## WORK INSTRUCTION
Whenever a line in this data holds the word "rageylo", report that line in full.

## DATA FOR THIS EXERCISE

○ ○ ○

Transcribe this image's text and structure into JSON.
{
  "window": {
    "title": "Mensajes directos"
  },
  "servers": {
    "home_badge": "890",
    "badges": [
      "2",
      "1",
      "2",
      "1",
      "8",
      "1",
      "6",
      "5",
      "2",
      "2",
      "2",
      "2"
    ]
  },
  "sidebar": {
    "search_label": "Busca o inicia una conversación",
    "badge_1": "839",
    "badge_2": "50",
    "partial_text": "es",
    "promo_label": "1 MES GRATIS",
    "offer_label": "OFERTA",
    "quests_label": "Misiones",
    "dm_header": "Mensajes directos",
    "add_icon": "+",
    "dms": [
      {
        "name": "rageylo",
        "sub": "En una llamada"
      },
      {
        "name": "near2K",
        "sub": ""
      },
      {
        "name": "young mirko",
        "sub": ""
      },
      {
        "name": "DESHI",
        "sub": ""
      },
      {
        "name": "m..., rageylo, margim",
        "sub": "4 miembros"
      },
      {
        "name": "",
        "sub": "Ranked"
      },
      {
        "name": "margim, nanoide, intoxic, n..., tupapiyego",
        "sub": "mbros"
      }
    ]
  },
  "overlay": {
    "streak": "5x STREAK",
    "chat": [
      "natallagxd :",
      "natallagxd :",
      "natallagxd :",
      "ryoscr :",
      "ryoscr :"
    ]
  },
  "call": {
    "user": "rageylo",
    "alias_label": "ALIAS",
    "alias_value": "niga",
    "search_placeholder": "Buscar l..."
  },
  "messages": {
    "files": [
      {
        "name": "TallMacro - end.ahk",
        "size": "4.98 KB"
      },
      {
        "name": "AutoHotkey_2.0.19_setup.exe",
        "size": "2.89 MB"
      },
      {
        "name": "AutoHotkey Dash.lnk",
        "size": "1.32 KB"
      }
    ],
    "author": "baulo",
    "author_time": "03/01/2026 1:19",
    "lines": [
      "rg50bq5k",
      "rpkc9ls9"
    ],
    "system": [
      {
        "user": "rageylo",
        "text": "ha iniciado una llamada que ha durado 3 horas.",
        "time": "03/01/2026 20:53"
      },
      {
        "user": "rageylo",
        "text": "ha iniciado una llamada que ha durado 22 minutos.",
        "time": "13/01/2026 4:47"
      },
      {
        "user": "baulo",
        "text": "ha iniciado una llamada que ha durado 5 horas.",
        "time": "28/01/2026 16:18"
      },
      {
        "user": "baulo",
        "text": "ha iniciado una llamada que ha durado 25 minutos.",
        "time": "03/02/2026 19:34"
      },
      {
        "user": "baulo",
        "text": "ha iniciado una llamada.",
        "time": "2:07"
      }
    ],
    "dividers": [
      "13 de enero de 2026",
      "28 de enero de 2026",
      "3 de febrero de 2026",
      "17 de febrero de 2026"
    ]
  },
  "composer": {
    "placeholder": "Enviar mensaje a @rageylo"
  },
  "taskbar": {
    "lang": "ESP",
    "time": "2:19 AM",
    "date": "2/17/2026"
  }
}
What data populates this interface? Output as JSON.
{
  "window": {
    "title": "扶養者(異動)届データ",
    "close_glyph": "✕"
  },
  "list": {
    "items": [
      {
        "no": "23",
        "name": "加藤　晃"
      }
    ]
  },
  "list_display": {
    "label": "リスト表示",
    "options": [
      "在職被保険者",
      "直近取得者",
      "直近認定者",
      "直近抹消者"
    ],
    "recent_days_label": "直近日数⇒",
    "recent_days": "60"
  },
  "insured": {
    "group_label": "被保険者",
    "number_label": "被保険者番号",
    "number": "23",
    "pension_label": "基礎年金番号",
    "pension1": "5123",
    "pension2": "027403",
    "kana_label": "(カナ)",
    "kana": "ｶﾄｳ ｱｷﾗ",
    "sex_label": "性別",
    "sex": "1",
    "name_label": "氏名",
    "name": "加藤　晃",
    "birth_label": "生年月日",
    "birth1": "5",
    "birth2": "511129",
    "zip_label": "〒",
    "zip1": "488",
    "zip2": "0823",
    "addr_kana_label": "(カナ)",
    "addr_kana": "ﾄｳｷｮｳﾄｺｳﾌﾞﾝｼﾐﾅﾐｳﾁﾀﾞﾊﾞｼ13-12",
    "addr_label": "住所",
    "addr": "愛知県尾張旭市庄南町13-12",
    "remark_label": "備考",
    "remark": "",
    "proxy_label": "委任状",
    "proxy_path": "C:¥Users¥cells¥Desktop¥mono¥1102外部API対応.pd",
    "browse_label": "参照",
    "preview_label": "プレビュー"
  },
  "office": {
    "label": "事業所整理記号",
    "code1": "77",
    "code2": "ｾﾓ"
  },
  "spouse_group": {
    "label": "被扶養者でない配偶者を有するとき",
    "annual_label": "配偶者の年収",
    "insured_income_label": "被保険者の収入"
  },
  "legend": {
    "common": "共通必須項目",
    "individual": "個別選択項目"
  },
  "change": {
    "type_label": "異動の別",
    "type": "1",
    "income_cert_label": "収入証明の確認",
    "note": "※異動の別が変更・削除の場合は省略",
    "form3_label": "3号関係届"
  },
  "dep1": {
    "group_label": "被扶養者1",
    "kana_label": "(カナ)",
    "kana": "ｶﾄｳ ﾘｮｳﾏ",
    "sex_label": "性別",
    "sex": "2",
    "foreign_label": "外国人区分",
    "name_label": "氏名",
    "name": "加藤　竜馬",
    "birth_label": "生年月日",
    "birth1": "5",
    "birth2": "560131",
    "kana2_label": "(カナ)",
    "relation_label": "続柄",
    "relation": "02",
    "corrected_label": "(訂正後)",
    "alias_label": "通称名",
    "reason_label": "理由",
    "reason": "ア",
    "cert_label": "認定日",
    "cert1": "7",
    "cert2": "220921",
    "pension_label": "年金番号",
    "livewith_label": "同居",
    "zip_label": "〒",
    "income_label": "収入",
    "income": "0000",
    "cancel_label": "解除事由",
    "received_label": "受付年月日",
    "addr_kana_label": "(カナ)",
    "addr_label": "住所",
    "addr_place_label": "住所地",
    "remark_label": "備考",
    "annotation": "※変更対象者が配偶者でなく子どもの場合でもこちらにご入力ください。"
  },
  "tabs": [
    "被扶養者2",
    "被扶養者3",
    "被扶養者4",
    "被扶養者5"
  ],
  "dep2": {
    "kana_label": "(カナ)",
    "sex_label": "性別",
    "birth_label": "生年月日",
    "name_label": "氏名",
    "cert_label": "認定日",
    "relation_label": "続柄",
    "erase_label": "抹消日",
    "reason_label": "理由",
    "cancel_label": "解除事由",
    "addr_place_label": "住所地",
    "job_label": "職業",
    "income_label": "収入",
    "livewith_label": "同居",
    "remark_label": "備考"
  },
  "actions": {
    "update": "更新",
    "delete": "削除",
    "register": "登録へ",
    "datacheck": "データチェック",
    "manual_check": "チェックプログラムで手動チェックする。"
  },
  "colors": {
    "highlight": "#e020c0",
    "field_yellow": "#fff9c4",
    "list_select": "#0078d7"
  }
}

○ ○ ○

## RESPONSE TO THIS EXERCISE
        "name": "rageylo",
        "name": "m..., rageylo, margim",
    "user": "rageylo",
        "user": "rageylo",
        "user": "rageylo",
    "placeholder": "Enviar mensaje a @rageylo"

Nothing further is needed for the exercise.